On the front page of today’s Daily Camera is a story about how the Boulder, Colorado City Council is weighing banning or taxing plastic and paper bags. (The full article is available online here.) Erica Meltzer reports:
A group of students from the Net Zero Club at Fairview High School and Summit Middle School have lobbied the City Council to consider a ban.
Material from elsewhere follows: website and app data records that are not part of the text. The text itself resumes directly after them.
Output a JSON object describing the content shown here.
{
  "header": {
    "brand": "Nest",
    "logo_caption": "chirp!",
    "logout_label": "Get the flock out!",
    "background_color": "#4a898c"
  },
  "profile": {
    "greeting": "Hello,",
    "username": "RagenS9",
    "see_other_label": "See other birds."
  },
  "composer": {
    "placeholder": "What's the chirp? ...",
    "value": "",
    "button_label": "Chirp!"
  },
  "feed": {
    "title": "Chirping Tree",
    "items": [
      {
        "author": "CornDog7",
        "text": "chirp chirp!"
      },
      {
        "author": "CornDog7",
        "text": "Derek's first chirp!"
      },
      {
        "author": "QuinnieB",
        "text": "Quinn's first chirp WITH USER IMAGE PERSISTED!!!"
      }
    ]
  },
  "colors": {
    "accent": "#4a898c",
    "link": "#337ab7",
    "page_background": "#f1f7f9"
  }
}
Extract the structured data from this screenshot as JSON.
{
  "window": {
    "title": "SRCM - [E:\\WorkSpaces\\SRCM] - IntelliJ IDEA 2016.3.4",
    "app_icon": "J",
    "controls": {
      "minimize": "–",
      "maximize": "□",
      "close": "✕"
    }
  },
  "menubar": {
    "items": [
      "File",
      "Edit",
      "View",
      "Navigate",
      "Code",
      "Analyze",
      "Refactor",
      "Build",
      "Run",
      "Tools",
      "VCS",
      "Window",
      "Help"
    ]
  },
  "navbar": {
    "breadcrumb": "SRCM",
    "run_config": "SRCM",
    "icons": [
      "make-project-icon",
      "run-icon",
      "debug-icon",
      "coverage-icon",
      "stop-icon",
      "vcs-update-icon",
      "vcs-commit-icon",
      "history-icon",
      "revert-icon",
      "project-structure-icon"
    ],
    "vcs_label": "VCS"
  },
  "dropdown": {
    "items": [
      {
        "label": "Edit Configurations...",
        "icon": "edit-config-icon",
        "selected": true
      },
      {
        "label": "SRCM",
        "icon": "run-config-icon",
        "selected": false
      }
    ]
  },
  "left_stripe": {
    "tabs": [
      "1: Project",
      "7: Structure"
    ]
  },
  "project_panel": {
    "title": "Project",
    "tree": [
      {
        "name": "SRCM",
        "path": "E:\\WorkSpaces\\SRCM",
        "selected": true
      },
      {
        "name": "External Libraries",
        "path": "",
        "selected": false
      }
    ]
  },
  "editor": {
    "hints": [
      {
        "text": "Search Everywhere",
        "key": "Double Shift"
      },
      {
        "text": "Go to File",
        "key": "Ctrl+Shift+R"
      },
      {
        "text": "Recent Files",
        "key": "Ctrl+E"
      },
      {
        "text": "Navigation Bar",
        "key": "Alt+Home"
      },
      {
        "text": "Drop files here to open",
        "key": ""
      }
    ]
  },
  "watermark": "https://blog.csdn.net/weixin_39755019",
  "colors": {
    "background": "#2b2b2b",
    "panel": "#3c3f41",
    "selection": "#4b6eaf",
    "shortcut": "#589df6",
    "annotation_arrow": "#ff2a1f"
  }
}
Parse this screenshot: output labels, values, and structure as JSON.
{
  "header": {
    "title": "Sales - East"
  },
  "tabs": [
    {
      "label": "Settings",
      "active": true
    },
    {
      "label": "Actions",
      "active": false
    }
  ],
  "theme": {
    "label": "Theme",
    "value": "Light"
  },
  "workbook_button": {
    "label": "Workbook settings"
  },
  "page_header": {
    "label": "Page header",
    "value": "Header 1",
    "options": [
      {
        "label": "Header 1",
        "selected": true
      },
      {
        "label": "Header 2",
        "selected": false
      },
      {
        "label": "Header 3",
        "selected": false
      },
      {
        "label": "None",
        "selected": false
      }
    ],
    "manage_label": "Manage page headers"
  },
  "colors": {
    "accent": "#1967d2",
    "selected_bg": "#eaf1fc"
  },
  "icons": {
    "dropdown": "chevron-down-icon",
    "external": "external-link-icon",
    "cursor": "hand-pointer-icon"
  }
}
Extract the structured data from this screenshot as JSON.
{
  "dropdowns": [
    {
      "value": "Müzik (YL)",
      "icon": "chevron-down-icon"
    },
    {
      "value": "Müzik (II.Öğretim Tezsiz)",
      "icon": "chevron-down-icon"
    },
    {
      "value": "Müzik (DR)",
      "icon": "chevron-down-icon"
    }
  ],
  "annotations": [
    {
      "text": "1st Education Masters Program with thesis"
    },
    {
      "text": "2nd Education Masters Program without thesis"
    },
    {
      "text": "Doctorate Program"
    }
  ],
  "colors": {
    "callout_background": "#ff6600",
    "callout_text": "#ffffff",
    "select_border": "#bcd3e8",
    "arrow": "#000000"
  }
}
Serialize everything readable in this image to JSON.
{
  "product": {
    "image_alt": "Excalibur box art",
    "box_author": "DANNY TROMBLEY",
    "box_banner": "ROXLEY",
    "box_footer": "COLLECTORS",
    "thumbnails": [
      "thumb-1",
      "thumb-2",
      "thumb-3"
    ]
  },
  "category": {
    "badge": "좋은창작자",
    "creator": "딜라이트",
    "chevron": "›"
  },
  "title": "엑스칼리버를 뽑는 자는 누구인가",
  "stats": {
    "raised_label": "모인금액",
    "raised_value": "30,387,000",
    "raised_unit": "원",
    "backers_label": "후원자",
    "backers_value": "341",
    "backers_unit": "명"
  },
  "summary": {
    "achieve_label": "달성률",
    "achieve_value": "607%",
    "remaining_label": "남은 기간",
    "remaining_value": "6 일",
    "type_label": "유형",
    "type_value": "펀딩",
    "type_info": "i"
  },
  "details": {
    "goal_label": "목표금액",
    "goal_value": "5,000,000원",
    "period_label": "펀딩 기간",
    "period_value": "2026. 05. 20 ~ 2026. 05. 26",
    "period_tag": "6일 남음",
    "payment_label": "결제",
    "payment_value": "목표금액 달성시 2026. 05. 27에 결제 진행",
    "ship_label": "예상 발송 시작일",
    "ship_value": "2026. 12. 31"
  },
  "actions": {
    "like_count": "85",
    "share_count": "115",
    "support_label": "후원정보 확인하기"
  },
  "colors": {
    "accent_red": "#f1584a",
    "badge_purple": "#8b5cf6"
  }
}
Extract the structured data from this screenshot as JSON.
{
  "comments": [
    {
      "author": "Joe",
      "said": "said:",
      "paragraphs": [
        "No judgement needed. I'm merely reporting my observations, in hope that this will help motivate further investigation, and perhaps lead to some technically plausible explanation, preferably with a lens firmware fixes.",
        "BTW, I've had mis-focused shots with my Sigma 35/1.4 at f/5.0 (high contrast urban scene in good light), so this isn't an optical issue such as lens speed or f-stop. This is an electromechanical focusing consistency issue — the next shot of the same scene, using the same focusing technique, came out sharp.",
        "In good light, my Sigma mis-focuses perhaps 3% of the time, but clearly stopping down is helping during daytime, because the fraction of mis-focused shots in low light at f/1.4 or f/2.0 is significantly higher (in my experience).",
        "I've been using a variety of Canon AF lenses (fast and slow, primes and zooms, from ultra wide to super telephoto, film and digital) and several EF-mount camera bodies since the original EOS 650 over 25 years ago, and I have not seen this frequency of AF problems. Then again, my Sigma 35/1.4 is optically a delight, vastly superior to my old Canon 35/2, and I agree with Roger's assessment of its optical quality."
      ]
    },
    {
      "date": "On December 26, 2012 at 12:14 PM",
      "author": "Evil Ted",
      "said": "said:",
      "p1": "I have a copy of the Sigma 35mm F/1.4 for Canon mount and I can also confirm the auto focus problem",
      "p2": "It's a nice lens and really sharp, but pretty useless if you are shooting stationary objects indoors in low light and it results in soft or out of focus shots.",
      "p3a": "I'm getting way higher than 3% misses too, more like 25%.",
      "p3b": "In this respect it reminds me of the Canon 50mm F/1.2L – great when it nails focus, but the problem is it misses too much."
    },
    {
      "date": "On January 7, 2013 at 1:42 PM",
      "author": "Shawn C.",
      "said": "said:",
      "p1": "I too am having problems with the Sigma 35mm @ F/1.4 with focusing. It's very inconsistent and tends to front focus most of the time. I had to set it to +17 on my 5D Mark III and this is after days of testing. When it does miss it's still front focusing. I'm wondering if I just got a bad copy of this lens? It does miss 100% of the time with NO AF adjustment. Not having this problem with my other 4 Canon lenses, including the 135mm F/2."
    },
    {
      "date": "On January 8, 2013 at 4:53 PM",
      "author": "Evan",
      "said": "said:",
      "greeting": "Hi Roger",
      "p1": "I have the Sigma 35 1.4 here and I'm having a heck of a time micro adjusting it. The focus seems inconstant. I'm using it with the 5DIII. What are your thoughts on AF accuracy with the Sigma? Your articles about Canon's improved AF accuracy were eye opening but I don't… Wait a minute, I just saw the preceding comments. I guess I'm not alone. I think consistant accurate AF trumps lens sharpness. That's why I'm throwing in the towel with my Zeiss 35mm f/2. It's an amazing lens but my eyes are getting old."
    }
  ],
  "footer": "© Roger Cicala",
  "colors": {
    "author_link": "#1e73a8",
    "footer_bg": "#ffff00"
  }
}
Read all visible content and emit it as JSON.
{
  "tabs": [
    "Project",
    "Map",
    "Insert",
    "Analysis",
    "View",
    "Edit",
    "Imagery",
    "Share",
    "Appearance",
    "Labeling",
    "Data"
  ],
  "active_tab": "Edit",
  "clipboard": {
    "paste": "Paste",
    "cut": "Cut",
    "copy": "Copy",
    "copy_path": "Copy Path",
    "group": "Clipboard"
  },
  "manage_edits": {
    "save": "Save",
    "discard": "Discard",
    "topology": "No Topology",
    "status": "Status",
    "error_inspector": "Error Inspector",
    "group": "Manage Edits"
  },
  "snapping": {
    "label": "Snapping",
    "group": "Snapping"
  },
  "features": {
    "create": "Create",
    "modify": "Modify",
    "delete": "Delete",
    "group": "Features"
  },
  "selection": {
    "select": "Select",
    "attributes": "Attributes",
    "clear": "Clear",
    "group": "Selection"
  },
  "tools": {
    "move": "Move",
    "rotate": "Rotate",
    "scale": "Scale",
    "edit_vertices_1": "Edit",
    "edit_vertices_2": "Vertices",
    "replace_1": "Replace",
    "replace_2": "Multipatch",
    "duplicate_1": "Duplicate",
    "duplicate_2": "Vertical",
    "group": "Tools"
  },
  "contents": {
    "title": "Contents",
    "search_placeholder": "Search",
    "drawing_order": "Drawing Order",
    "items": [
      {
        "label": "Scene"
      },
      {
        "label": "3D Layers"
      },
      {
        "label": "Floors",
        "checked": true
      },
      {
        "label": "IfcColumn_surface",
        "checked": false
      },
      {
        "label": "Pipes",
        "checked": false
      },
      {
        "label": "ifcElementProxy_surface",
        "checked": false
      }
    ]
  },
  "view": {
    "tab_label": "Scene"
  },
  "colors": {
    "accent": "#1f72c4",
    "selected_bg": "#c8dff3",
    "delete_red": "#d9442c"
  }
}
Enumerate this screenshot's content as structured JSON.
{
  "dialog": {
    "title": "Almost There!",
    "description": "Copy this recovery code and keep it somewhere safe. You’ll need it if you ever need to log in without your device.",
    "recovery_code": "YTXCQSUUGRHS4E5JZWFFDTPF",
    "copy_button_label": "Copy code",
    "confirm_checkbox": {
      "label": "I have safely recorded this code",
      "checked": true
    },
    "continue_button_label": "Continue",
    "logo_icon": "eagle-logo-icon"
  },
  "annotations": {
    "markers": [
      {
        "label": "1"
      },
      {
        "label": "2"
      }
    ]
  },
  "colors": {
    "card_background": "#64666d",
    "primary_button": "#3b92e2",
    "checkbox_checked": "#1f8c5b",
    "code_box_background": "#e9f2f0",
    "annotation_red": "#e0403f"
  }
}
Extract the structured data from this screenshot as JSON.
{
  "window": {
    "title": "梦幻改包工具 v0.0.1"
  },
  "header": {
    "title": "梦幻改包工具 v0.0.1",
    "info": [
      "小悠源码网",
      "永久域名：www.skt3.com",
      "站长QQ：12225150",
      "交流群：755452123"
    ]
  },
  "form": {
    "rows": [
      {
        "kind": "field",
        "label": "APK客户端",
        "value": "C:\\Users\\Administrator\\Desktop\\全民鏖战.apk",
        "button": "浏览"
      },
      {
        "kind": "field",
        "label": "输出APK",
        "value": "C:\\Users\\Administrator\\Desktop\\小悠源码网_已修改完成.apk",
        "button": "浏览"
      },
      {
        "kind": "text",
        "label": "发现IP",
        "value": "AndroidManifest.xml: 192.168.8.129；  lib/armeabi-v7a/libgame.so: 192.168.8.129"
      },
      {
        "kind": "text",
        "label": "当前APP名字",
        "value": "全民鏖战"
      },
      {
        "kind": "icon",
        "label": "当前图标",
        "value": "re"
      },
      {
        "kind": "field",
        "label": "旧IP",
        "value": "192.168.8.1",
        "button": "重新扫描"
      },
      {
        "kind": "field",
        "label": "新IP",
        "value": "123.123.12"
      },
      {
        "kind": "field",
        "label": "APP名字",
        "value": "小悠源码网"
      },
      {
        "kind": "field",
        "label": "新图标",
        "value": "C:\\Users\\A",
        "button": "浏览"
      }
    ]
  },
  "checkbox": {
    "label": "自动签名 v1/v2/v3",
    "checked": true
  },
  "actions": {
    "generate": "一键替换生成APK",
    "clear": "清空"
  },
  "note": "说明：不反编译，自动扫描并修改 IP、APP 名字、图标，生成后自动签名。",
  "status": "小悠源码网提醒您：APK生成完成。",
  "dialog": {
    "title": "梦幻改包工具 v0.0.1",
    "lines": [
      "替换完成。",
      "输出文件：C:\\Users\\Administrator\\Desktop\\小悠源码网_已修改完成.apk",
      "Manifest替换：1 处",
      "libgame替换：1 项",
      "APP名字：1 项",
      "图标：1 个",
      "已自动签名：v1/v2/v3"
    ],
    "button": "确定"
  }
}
The idea, along with alternative proposals for a 10- or 20-cent fee on bags, has been included in an update to the city’s Zero Waste Master Plan, which will be presented to the City Council.
One student described the Net Zero Club’s aspiration to forcibly prevent individuals and businesses from using disposable bags as an effort to “change habits.” Another student said the group targeted disposable bags because they’re a “highly visible form of waste.” Visibility aside, Meltzer cites a recent report that found in reality “plastic bags don’t make up a large percentage of waste in the city.”
The City Council isn’t expected to make a final decision, instead they would give direction to the city staff and they are weighing:
- Banning both plastic and paper bags;
- Banning plastic bags, and taxing paper bags;
- Taxing both plastic and paper bags; or,
- Leaving both plastic and paper bags alone to focus on other priorities.
Ironically, like most newspapers, today’s Daily Camera was delivered in a plastic bag to protect the newspaper; but bags used to protect newspapers such as the Daily Camera would be spared under the current proposal. Most disposable bag bans also exclude retail stores and essentially function to take money from consumers through grocers without impacting revenue generated by retailers. In Boulder’s case, the ban or tax would overwhelmingly impact supermarkets, convenience stores and restaurants, which consume approximately 81% of plastic bags, according to an independent study by Eco-Cycle.
Moves like this appeal to policymakers during economic downturns because it’s easier to kick the can down the road than make difficult budget decisions. Officials are able to raise revenue under the guise of a “fee” that is more appropriately described as a tax. Meltzer reports that disposable bag taxes could extract as much as $1.1 million from Boulder consumers each year. Fortunately, political convenience does not always win out, for example voters recently overwhelmingly rejected a similar 15-cent plastic bag tax in Alaska.
For more of Reason Foundation’s work on disposable bag bans, see here and here.